According to Kyakuwa, it is not easy to earn a man’s trust, but when you succeed at it, they become loyal to their barbers, especially when they find a good one. One of the challenges Kyakuwa has to deal with is women displaying their insecurities at her place of work. Some women cannot fathom the idea that their husband’s barber is a woman. They act funny in the salon in the presence of other customers.

“At one point at work, I was confronted by a woman who found me shaving her husband’s hair. She insulted me and asked why male barbers did not attend to him. My supervisor intervened and saved the day,” she recollects. Due to tradition, some radical Muslims do not allow women to touch them, especially during the period of Ramadan.

“We leave work late and because of that, some women think we are men snatchers. At times, I am forced to take photos of me attending to a client and send them to my husband. There were times he would come and wait for me. Today, he is my biggest supporter,” she explains.

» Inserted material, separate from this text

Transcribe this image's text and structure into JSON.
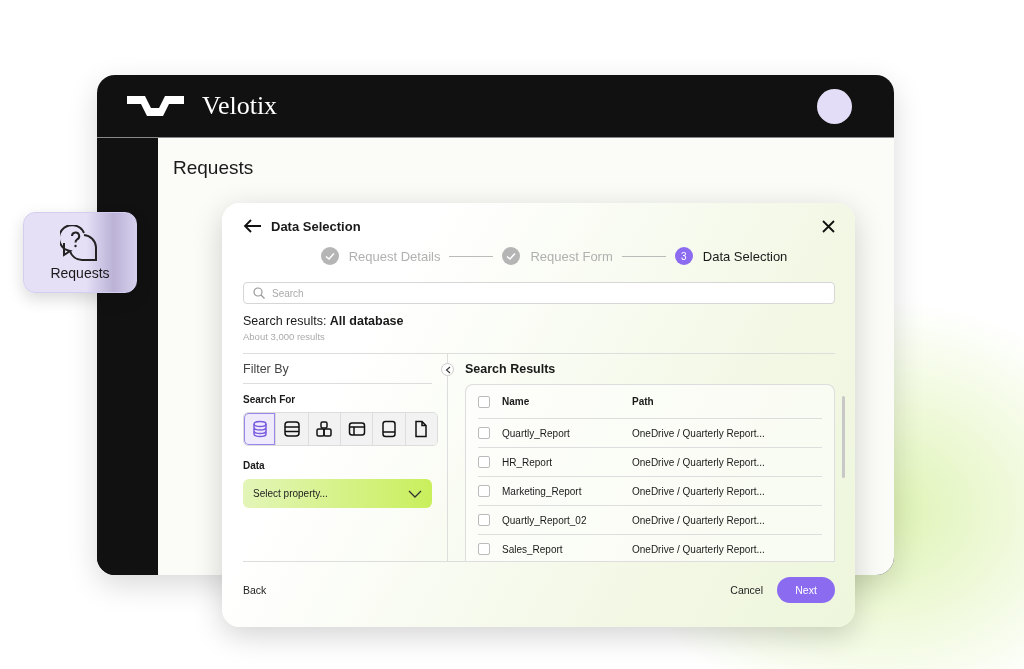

From this business, Kyakuwa has bought a piece of land and the nature of work has given her a chance to meet and work with some prominent people. “No matter the number of heads you have worked on, some people are not going to trust you. Some people walk in and make me feel unworthy. I focus on the clients that appreciate my work,” she adds.

Kyakuwa says classifying jobs based on gender is a misleading method. “If you feel you are intelligent and strong enough to do a particular job, do it. Skill knows no gender,” she advises. 


Daniel Papa

I am an actor and businessman. I have known Sarah for two years now and the first time I saw her shave hair was at Auto Spa. I had just relocated and was trying to find out where I could go for a haircut.  On a random day, after watching a football match at this spot, I walked into the Spa and a woman asked me to sit so she could trim my hair.  I was hesitant but I decided to give her a chance. Her services were impressive. I have been here severally and I am a happy customer.

Alice Norah Nassimbwa

Before Sarah, I was loyal to a certain barber. But one day, I went for a haircut and I did not find him. I was asked to wait. Meanwhile, Sarah was trimming a client’s hair and after that assignment, she also attended to another gentleman.  After an hour of waiting, her supervisor requested her to attend to me.  But I doubted her skills. In her, I found a new barber who does exactly what I want.   

Brian Ssenabulya

I have worked with Sarah for a year now. I saw her do manicure and pedicure. Then one day I walked in and there was no barber, so l asked if there was an option to which she replied that she could trim my hair. So I asked her to, since mine is a simple haircut and she went ahead. Worst case scenario would be me to go balder, but in the end she was good.